- Exercise requirements -
Pull each line holding the word "title" from the data.

** Opening Excerpted records block **

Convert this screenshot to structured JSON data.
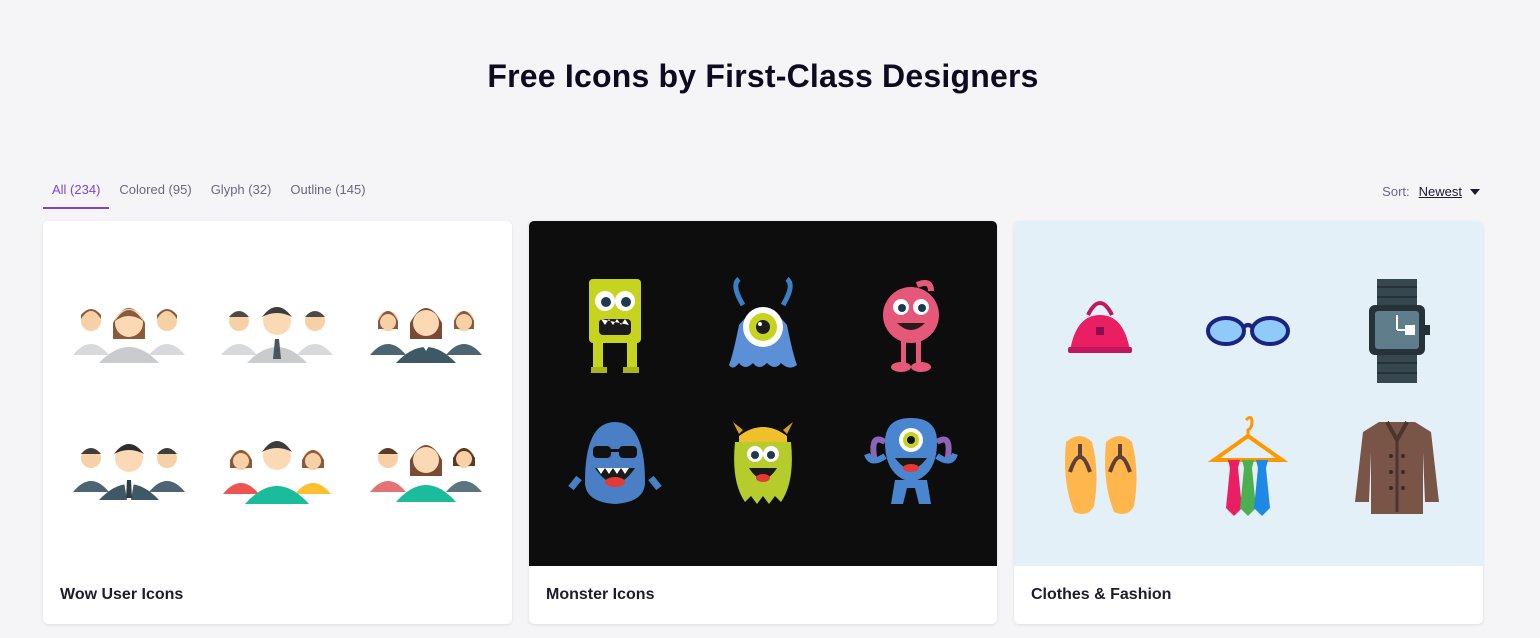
{
  "header": {
    "title": "Free Icons by First-Class Designers"
  },
  "filters": {
    "tabs": [
      {
        "label": "All (234)",
        "active": true
      },
      {
        "label": "Colored (95)",
        "active": false
      },
      {
        "label": "Glyph (32)",
        "active": false
      },
      {
        "label": "Outline (145)",
        "active": false
      }
    ]
  },
  "sort": {
    "label": "Sort:",
    "value": "Newest"
  },
  "packs": [
    {
      "title": "Wow User Icons",
      "background": "#ffffff",
      "icons": [
        "user-group-women-icon",
        "user-group-men-icon",
        "user-group-women-dark-icon",
        "user-group-men-dark-icon",
        "user-group-colored-icon",
        "user-group-colored-women-icon"
      ]
    },
    {
      "title": "Monster Icons",
      "background": "#0d0d0d",
      "icons": [
        "green-block-monster-icon",
        "blue-one-eye-monster-icon",
        "pink-monster-icon",
        "blue-sunglasses-monster-icon",
        "yellow-horned-monster-icon",
        "blue-cyclops-monster-icon"
      ]
    },
    {
      "title": "Clothes & Fashion",
      "background": "#e3f0f8",
      "icons": [
        "handbag-icon",
        "glasses-icon",
        "wristwatch-icon",
        "flip-flops-icon",
        "ties-on-hanger-icon",
        "jacket-icon"
      ]
    }
  ]
}
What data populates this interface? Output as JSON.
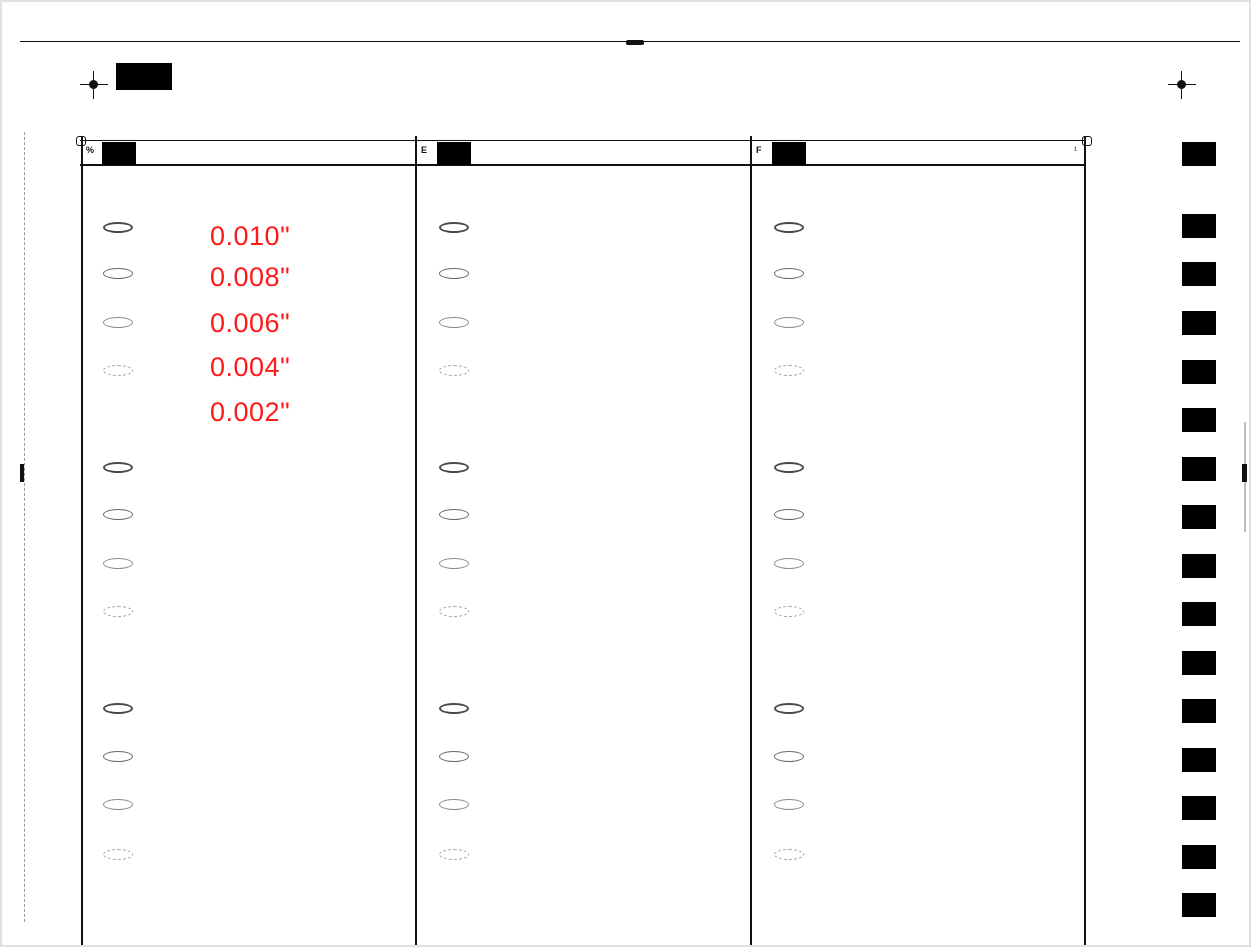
{
  "form": {
    "columns": [
      {
        "label": "%"
      },
      {
        "label": "E"
      },
      {
        "label": "F"
      }
    ],
    "corner_tick": "¹"
  },
  "annotations": [
    {
      "text": "0.010\""
    },
    {
      "text": "0.008\""
    },
    {
      "text": "0.006\""
    },
    {
      "text": "0.004\""
    },
    {
      "text": "0.002\""
    }
  ],
  "annotation_color": "#ff1a1a"
}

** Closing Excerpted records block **

- Exercise answer -
    "title": "Free Icons by First-Class Designers"
      "title": "Wow User Icons",
      "title": "Monster Icons",
      "title": "Clothes & Fashion",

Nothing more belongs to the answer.